In my childhood I wore a lot of hand-me-downs and was glad to get them. Finances were tight. Preachers (Daddy) and teachers (Mother) did not make a lot of money and store bought clothes were rare. I was better off than some, however, owing to Mother's sewing ability. There was at least a small, steady trickle of new items in my wardrobe thanks to her. In my early, early childhood, she made most of my clothes. In later years, we would make regular trips to the mill store in New Braunfels, buy a pile of new material, and she would spend the summer at the sewing machine so we could start off the new school year with a few new skirts and blouses to supplement the few store bought basics we could squeeze out of the budget.
I can remember one year when I was blessed with a big bunch of hand me downs from one of the ladies in our church. Her daughter was a sweet girl who was a high school senior when I was in 5th grade. Wanda was a cheerleader, which made her a thing of awe to us girls in grade school. Grades 4 through 12 shared the same building and we would hang around her during class changes and lunch breaks, just glad to be in her presence. Bless her heart, she was patience itself and never once indicated she would rather we stayed on the far side of the campus.
To be honored with the clothes that had hung on Wanda's back was almost more than I could ask for. I wore the tail off those dresses and remember them fondly, particularly a pale pink dress of the softest material that gracefully floated around my body.
I am headed somewhere with this, believe it or not.
I am in the market for a headboard for my bed or a complete bedstead. It's been a very long time since I have had one and I'm undecided about just what it is I'm looking for. I would like to upgrade from a full to a queen-sized bed. But, on the other hand, I would like an antique oak bedstead and if I go the antique route I would need to stick with a full-sized bed. I got to thinking yesterday about second-hand furniture. Which put me in mind of hand-me-down clothes.
While I still don't mind wearing clothes that have been handed down from relatives or well-liked friends, I have an aversion to buying clothes in the thrift or consignment stores. I want to know who wore them before I commit to wearing them myself. Likewise, I am not interested in second-hand furniture from unknown sources, even though I know that many people find wonderful pieces in the thrift stores.
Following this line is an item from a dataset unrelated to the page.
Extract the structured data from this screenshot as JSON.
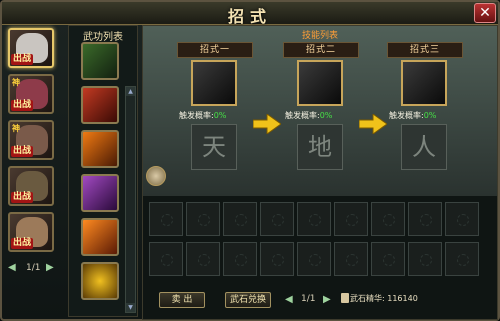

But I caught myself up short yesterday while mulling this over. I have no problem whatsoever snatching up a piece of antique oak furniture and feeling great glee as I do so. I would replace every stick of furniture in my house with antique oak pieces that would be treasured for so long as I had custody of them, if I could afford to do so. Likewise, I would gladly wear a vintage item of clothing purchased in an antique store. So what makes the difference between buying at an antique store and buying at a thrift store?
Age and distance from the original owner. That's all I could come up with. At some point an item stops being second-hand or used and starts being an antique and acquires a patina of desirability. All it takes to change the perspective is a few decades.
They say that an item can be considered an antique when it reaches 50 years of age, which means I am now an antique. I must say, however, that it is still somewhat of a shock to wander around an antique store and spot the very toys that were played to death in my house, with outrageous prices attached to them because they managed to survive to the present.
It almost makes me want to think twice about a few pieces of furniture from my childhood that I am intending to cart to the thrift store in the near future. Almost. But, I guess familiarity breeding contempt is another form of perspective. What I have come to hate, someone else may see the beauty that resides therein. It's all a matter of perspective.